Activity: Whenever a line in the material below contains "发送普通网页", copy that line.
:: Available data
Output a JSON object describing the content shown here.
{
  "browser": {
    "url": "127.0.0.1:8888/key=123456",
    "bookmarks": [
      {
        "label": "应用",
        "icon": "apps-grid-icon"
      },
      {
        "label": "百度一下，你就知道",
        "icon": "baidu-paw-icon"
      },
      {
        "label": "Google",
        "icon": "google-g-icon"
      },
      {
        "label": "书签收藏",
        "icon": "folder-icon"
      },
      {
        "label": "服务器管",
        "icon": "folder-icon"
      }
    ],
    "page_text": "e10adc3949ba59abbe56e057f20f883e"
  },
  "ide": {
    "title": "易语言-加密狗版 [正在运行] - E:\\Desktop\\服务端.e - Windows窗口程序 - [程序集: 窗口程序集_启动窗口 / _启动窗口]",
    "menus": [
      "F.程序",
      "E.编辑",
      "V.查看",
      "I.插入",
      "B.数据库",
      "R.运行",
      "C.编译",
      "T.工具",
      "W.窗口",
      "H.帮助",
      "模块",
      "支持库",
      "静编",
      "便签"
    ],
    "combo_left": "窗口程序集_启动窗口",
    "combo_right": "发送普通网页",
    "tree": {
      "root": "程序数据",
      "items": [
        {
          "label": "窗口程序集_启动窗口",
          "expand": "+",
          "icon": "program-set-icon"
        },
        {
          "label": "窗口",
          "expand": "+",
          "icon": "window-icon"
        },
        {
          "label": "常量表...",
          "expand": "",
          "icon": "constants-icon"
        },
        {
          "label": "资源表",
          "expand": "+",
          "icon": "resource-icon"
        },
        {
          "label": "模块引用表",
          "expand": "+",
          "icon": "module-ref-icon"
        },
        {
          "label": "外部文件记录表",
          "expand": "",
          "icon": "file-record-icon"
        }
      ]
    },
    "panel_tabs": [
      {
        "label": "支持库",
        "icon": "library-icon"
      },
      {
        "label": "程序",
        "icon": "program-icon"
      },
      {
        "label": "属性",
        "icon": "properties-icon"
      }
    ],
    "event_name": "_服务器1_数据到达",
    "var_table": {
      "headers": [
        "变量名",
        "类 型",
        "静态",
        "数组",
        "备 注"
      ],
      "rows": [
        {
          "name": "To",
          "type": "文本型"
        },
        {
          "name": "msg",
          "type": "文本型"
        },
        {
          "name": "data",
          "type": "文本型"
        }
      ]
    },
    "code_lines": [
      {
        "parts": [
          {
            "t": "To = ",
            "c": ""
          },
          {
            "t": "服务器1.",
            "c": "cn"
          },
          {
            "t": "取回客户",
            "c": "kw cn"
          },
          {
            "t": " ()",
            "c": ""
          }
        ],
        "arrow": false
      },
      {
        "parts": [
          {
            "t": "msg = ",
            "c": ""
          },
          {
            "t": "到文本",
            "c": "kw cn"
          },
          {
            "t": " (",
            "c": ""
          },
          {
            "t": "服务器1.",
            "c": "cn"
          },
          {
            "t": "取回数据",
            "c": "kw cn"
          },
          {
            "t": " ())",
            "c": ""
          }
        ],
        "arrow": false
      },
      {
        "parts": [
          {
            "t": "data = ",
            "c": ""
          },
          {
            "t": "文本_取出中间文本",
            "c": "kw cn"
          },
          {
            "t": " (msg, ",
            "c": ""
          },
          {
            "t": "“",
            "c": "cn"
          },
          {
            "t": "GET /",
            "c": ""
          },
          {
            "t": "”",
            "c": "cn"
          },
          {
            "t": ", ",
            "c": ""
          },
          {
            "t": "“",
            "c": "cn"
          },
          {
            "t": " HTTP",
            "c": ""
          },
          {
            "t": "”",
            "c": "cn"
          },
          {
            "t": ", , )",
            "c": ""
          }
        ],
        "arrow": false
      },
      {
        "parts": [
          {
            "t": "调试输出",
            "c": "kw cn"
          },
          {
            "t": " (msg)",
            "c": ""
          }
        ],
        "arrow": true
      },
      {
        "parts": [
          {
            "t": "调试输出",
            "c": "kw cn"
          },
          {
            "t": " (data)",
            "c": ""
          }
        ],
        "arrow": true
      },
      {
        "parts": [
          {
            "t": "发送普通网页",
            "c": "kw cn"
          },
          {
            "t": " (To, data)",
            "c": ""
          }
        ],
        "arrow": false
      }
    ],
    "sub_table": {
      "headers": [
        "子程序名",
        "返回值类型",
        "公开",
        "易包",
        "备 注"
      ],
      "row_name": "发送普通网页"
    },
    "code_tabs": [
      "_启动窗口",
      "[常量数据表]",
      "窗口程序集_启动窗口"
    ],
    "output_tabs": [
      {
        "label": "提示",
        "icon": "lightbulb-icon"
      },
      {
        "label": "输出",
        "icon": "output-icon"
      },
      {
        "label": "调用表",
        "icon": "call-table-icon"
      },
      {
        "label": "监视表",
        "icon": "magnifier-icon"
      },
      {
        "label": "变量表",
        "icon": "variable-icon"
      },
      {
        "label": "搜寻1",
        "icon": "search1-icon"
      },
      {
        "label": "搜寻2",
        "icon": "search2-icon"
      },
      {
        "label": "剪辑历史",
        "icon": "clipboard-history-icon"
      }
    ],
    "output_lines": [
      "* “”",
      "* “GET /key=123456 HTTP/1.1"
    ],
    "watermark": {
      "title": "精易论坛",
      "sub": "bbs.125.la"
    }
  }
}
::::
Finished exercise:
    "combo_right": "发送普通网页",
            "t": "发送普通网页",
      "row_name": "发送普通网页"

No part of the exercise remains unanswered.